AVAILABLE DATA —
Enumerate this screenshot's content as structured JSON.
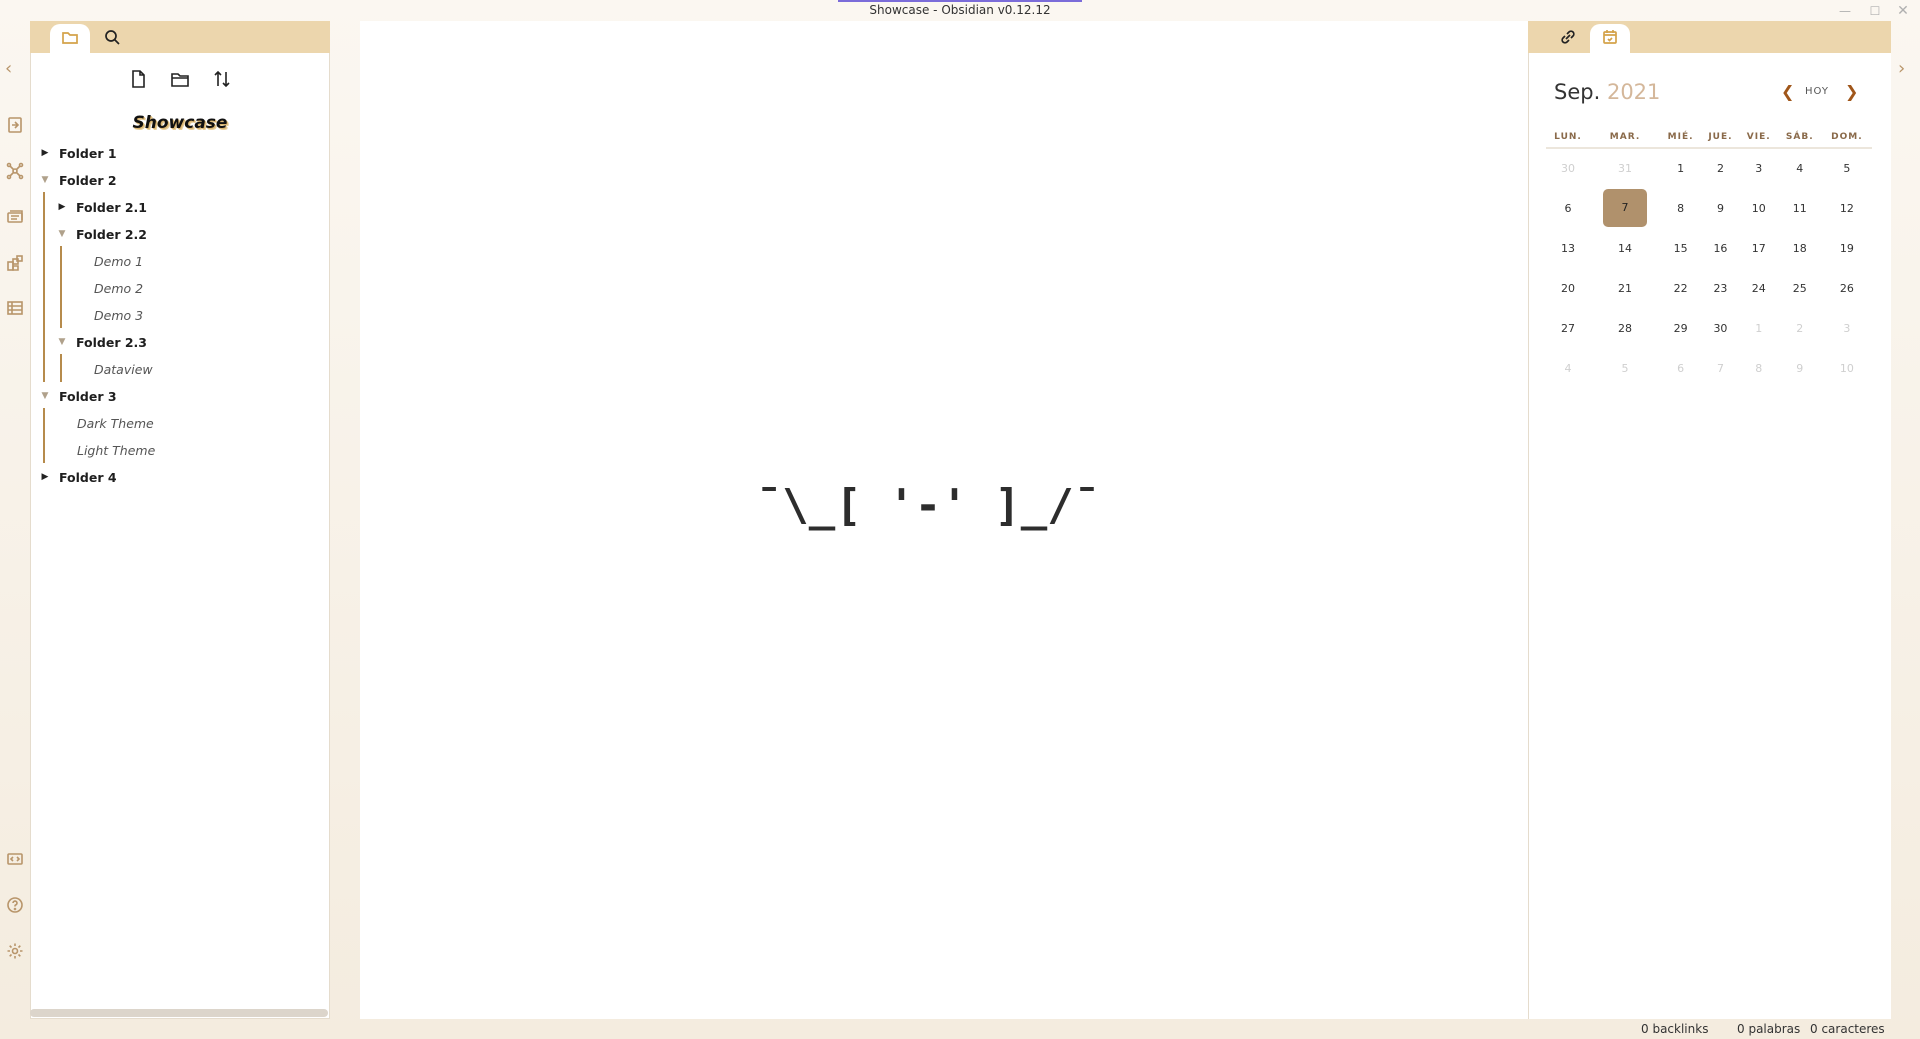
{
  "window": {
    "title": "Showcase - Obsidian v0.12.12",
    "controls": [
      "minimize",
      "maximize",
      "close"
    ]
  },
  "ribbon": {
    "icons": [
      "open-switcher-icon",
      "graph-view-icon",
      "open-templates-icon",
      "outline-icon",
      "table-icon",
      "vault-switch-icon",
      "help-icon",
      "settings-icon"
    ]
  },
  "left_sidebar": {
    "tabs": [
      "file-explorer",
      "search"
    ],
    "nav_actions": [
      "new-note",
      "new-folder",
      "change-sort-order"
    ],
    "vault_name": "Showcase",
    "tree": {
      "folder1": "Folder 1",
      "folder2": "Folder 2",
      "folder2_1": "Folder 2.1",
      "folder2_2": "Folder 2.2",
      "demo1": "Demo 1",
      "demo2": "Demo 2",
      "demo3": "Demo 3",
      "folder2_3": "Folder 2.3",
      "dataview": "Dataview",
      "folder3": "Folder 3",
      "dark_theme": "Dark Theme",
      "light_theme": "Light Theme",
      "folder4": "Folder 4"
    }
  },
  "editor": {
    "empty_state": "¯\\_[ '-' ]_/¯"
  },
  "right_sidebar": {
    "tabs": [
      "backlinks",
      "calendar"
    ],
    "calendar": {
      "month": "Sep.",
      "year": "2021",
      "today_label": "HOY",
      "weekdays": [
        "LUN.",
        "MAR.",
        "MIÉ.",
        "JUE.",
        "VIE.",
        "SÁB.",
        "DOM."
      ],
      "weeks": [
        [
          "30",
          "31",
          "1",
          "2",
          "3",
          "4",
          "5"
        ],
        [
          "6",
          "7",
          "8",
          "9",
          "10",
          "11",
          "12"
        ],
        [
          "13",
          "14",
          "15",
          "16",
          "17",
          "18",
          "19"
        ],
        [
          "20",
          "21",
          "22",
          "23",
          "24",
          "25",
          "26"
        ],
        [
          "27",
          "28",
          "29",
          "30",
          "1",
          "2",
          "3"
        ],
        [
          "4",
          "5",
          "6",
          "7",
          "8",
          "9",
          "10"
        ]
      ],
      "muted": [
        [
          0,
          0
        ],
        [
          0,
          1
        ],
        [
          4,
          4
        ],
        [
          4,
          5
        ],
        [
          4,
          6
        ],
        [
          5,
          0
        ],
        [
          5,
          1
        ],
        [
          5,
          2
        ],
        [
          5,
          3
        ],
        [
          5,
          4
        ],
        [
          5,
          5
        ],
        [
          5,
          6
        ]
      ],
      "selected": [
        1,
        1
      ],
      "selected_color": "#b0916c"
    }
  },
  "status_bar": {
    "backlinks": "0 backlinks",
    "words": "0 palabras",
    "chars": "0 caracteres"
  },
  "colors": {
    "accent": "#ecd6ad",
    "guide": "#b68b4c",
    "icon": "#b8956a"
  }
}
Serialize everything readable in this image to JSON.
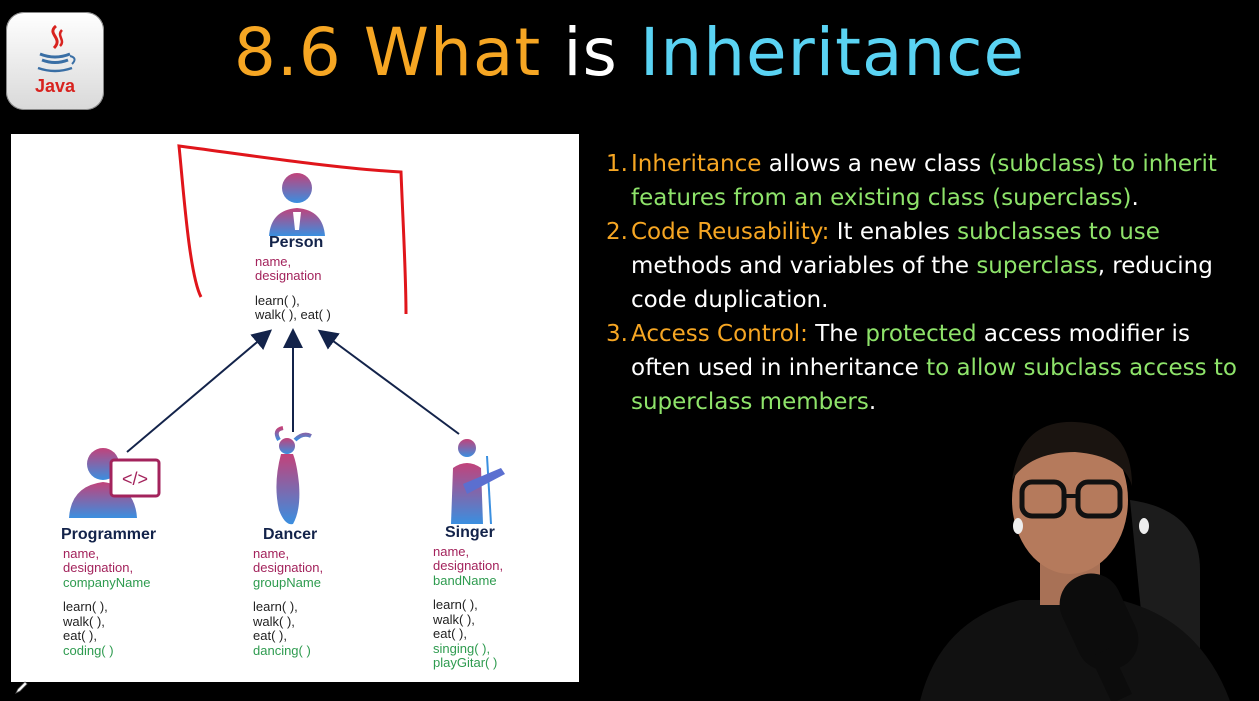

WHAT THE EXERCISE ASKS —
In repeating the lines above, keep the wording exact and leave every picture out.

ANSWER BELOW —
Enumerate this screenshot's content as structured JSON.
{
  "window": {
    "title": "Showcase - Obsidian v0.12.12",
    "controls": [
      "minimize",
      "maximize",
      "close"
    ]
  },
  "ribbon": {
    "icons": [
      "open-switcher-icon",
      "graph-view-icon",
      "open-templates-icon",
      "outline-icon",
      "table-icon",
      "vault-switch-icon",
      "help-icon",
      "settings-icon"
    ]
  },
  "left_sidebar": {
    "tabs": [
      "file-explorer",
      "search"
    ],
    "nav_actions": [
      "new-note",
      "new-folder",
      "change-sort-order"
    ],
    "vault_name": "Showcase",
    "tree": {
      "folder1": "Folder 1",
      "folder2": "Folder 2",
      "folder2_1": "Folder 2.1",
      "folder2_2": "Folder 2.2",
      "demo1": "Demo 1",
      "demo2": "Demo 2",
      "demo3": "Demo 3",
      "folder2_3": "Folder 2.3",
      "dataview": "Dataview",
      "folder3": "Folder 3",
      "dark_theme": "Dark Theme",
      "light_theme": "Light Theme",
      "folder4": "Folder 4"
    }
  },
  "editor": {
    "empty_state": "¯\\_[ '-' ]_/¯"
  },
  "right_sidebar": {
    "tabs": [
      "backlinks",
      "calendar"
    ],
    "calendar": {
      "month": "Sep.",
      "year": "2021",
      "today_label": "HOY",
      "weekdays": [
        "LUN.",
        "MAR.",
        "MIÉ.",
        "JUE.",
        "VIE.",
        "SÁB.",
        "DOM."
      ],
      "weeks": [
        [
          "30",
          "31",
          "1",
          "2",
          "3",
          "4",
          "5"
        ],
        [
          "6",
          "7",
          "8",
          "9",
          "10",
          "11",
          "12"
        ],
        [
          "13",
          "14",
          "15",
          "16",
          "17",
          "18",
          "19"
        ],
        [
          "20",
          "21",
          "22",
          "23",
          "24",
          "25",
          "26"
        ],
        [
          "27",
          "28",
          "29",
          "30",
          "1",
          "2",
          "3"
        ],
        [
          "4",
          "5",
          "6",
          "7",
          "8",
          "9",
          "10"
        ]
      ],
      "muted": [
        [
          0,
          0
        ],
        [
          0,
          1
        ],
        [
          4,
          4
        ],
        [
          4,
          5
        ],
        [
          4,
          6
        ],
        [
          5,
          0
        ],
        [
          5,
          1
        ],
        [
          5,
          2
        ],
        [
          5,
          3
        ],
        [
          5,
          4
        ],
        [
          5,
          5
        ],
        [
          5,
          6
        ]
      ],
      "selected": [
        1,
        1
      ],
      "selected_color": "#b0916c"
    }
  },
  "status_bar": {
    "backlinks": "0 backlinks",
    "words": "0 palabras",
    "chars": "0 caracteres"
  },
  "colors": {
    "accent": "#ecd6ad",
    "guide": "#b68b4c",
    "icon": "#b8956a"
  }
}
Serialize everything readable in this image to JSON.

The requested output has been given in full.